# Stored records:
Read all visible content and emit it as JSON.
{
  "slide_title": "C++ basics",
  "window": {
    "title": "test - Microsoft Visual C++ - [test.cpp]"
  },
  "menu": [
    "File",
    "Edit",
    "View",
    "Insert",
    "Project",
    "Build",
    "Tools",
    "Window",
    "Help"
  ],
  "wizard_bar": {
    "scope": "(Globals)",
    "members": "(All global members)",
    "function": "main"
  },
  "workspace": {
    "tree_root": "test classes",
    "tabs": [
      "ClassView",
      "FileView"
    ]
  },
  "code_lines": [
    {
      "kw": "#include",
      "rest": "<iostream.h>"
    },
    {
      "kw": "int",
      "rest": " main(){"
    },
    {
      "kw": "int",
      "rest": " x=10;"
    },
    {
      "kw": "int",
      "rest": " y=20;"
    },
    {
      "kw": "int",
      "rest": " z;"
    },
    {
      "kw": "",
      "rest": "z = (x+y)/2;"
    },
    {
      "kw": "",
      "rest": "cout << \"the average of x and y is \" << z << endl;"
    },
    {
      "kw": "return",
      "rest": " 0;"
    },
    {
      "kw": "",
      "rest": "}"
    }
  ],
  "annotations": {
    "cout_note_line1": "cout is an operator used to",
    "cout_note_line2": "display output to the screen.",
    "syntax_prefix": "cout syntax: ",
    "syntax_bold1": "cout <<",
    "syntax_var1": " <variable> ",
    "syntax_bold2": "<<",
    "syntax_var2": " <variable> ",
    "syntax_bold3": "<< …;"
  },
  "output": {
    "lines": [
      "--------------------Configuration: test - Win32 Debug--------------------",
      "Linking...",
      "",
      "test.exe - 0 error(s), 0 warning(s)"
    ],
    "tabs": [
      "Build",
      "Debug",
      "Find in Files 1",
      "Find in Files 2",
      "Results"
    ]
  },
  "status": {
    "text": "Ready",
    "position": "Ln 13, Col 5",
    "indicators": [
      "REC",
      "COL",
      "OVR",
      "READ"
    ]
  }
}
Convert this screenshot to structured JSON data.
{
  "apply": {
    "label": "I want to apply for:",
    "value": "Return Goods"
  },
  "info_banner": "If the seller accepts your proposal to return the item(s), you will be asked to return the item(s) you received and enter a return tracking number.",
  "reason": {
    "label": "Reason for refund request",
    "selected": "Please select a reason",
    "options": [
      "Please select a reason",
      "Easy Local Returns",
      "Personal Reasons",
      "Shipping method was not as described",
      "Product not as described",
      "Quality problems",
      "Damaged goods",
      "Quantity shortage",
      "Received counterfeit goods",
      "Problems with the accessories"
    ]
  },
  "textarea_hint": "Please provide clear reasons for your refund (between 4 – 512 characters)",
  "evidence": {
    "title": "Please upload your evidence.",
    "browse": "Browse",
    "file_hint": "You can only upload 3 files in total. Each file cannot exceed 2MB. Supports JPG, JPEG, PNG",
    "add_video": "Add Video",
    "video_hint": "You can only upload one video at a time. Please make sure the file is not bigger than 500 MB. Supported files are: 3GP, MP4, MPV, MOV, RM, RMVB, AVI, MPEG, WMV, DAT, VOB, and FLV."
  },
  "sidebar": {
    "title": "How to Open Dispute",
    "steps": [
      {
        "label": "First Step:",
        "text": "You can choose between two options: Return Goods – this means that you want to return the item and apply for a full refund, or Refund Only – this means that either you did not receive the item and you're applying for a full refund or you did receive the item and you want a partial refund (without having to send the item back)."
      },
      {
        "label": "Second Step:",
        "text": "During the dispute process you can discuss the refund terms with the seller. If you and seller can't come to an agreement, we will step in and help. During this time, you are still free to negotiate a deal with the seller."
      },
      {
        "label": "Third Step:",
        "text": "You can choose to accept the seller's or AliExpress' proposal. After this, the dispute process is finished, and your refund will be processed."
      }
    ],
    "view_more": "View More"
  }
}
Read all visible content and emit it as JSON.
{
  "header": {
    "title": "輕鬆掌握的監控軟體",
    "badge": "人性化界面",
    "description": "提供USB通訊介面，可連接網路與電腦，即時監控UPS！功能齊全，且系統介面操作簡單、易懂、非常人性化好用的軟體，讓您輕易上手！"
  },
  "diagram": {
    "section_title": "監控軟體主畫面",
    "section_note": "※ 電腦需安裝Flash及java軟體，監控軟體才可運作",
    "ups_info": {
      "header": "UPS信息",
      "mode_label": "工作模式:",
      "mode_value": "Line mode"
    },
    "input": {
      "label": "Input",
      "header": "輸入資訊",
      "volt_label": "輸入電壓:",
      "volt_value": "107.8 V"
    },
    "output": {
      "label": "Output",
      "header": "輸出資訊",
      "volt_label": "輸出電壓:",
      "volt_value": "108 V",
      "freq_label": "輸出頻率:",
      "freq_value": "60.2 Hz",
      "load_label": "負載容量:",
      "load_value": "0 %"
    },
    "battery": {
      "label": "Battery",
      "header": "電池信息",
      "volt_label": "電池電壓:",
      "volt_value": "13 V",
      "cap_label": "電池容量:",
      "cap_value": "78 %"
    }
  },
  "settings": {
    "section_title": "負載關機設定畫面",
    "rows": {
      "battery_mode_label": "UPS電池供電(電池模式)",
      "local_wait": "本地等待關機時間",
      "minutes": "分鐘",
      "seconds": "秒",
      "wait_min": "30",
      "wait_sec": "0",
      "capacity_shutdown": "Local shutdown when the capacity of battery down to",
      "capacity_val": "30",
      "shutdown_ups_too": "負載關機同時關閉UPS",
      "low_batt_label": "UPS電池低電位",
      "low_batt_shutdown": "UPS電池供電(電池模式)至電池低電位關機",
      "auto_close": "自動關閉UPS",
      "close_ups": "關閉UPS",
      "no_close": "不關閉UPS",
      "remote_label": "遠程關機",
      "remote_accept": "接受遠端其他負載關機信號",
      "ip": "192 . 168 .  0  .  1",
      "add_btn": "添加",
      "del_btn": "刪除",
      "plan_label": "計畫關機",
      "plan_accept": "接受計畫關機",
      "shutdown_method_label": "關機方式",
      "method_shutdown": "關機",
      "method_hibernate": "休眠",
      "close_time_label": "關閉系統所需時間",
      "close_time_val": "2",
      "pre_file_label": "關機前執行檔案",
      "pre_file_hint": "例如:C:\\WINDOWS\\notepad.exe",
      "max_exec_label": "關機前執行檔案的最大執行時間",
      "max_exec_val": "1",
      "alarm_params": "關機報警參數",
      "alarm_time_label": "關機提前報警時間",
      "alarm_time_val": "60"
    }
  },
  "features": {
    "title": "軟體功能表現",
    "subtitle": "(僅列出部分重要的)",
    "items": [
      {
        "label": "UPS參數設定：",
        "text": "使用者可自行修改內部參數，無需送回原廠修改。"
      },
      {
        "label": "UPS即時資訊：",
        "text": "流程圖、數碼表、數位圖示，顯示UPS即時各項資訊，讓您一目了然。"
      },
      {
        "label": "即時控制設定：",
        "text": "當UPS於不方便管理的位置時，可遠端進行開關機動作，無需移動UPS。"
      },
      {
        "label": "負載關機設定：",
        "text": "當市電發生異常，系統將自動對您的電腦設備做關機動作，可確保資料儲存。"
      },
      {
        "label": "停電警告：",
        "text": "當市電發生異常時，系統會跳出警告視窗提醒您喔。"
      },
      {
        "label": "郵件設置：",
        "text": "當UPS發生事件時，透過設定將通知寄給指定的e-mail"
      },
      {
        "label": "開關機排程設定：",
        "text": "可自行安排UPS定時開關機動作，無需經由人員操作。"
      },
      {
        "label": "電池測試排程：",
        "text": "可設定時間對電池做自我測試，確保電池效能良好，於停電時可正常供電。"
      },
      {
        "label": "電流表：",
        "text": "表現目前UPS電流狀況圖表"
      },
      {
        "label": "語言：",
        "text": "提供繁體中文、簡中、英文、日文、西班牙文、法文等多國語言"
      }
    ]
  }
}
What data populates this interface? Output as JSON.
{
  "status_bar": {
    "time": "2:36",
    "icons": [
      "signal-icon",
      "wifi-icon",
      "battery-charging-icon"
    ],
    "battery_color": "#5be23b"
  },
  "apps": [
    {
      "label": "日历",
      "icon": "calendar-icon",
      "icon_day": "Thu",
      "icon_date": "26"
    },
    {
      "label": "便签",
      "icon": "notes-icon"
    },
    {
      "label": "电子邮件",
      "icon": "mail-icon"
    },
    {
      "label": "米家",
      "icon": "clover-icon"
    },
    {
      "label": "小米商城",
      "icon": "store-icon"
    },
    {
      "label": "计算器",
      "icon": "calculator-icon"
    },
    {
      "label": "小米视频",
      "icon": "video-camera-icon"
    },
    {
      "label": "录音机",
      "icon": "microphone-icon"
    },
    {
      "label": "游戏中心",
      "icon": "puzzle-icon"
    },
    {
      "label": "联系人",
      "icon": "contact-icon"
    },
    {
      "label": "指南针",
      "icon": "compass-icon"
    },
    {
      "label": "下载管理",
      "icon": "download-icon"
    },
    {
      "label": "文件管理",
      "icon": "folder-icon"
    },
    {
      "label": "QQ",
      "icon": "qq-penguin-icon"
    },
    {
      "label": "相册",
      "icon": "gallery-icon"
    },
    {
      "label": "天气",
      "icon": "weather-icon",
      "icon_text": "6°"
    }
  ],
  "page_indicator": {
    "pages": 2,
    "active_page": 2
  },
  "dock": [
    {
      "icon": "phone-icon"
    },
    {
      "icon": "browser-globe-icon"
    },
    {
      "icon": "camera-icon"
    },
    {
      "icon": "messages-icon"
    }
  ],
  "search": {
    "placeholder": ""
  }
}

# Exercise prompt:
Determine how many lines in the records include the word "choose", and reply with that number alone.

# Answer:
2